What you will do: From the entries underneath, give the number of lines holding the word "chevron", without any other words.

━━━━

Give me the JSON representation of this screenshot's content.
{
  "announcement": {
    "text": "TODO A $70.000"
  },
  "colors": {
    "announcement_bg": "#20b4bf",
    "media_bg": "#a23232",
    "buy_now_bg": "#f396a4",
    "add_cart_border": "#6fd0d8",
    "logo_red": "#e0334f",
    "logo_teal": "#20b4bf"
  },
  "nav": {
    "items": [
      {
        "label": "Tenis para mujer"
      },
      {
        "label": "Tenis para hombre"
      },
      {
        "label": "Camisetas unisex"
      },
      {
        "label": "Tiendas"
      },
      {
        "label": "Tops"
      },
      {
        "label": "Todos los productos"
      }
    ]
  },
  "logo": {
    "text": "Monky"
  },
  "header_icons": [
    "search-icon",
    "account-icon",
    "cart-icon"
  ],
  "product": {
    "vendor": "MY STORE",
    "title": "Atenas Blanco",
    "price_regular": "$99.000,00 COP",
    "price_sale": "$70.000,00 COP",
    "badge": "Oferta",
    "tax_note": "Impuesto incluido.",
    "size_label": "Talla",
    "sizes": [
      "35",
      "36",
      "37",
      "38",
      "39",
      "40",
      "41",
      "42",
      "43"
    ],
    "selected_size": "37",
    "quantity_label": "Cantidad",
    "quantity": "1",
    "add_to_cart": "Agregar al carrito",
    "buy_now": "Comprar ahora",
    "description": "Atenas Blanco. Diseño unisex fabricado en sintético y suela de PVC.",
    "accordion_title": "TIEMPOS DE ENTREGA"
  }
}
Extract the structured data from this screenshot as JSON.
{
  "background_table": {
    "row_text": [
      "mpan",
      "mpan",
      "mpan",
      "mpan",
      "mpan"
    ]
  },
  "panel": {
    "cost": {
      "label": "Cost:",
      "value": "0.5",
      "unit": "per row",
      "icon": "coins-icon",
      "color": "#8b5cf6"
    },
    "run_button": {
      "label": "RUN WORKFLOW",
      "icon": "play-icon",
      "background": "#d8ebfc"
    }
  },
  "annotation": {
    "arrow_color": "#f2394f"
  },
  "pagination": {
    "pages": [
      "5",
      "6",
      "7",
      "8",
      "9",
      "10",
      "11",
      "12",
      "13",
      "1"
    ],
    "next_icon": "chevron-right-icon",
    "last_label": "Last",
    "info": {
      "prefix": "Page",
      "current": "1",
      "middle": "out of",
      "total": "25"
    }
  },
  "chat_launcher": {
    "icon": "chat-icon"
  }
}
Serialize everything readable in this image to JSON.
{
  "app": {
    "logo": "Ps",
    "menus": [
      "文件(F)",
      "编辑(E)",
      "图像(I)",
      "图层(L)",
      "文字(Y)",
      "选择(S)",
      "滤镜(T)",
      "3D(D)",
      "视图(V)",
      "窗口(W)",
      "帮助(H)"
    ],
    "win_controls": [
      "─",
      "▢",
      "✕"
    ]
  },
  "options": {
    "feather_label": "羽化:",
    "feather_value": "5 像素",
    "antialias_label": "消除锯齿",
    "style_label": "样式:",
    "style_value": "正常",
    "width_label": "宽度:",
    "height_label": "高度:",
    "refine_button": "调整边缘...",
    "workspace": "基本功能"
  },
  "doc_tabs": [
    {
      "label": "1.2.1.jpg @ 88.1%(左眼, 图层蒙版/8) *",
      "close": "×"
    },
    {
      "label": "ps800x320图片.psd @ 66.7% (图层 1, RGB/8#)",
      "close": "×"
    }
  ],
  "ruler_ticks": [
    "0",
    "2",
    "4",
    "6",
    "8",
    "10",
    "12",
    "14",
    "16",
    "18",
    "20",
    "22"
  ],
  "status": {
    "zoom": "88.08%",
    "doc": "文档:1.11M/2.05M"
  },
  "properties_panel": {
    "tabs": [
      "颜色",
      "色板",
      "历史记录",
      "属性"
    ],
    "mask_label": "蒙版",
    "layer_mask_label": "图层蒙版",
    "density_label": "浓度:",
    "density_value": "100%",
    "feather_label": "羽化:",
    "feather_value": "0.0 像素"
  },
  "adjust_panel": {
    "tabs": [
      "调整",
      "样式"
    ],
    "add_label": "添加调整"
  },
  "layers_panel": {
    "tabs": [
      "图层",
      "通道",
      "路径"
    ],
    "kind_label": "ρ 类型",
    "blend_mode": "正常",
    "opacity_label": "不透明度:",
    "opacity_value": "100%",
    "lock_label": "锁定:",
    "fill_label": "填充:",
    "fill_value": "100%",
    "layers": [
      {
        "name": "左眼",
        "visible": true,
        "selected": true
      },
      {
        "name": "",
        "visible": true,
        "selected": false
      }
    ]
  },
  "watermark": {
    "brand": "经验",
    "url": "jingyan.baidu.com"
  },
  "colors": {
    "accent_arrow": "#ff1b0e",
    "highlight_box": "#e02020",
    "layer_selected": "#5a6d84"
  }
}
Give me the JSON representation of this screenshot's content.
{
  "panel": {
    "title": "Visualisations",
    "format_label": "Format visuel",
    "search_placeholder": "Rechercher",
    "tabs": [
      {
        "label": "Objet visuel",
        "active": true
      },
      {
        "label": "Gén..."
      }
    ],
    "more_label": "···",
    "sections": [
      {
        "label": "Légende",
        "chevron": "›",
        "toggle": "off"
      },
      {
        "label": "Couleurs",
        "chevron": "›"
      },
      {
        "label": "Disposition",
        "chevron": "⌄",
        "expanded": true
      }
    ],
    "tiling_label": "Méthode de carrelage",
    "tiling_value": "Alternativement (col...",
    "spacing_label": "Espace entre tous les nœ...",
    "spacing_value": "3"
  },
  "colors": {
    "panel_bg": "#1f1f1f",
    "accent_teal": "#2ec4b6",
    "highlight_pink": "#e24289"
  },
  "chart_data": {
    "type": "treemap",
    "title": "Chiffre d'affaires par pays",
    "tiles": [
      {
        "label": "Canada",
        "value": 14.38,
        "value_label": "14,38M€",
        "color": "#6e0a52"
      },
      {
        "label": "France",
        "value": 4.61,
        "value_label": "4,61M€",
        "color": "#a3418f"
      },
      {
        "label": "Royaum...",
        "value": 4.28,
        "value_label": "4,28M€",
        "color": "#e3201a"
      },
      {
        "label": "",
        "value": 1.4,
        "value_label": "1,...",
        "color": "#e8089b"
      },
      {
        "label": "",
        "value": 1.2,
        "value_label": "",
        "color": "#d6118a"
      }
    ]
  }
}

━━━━

Answer below: 4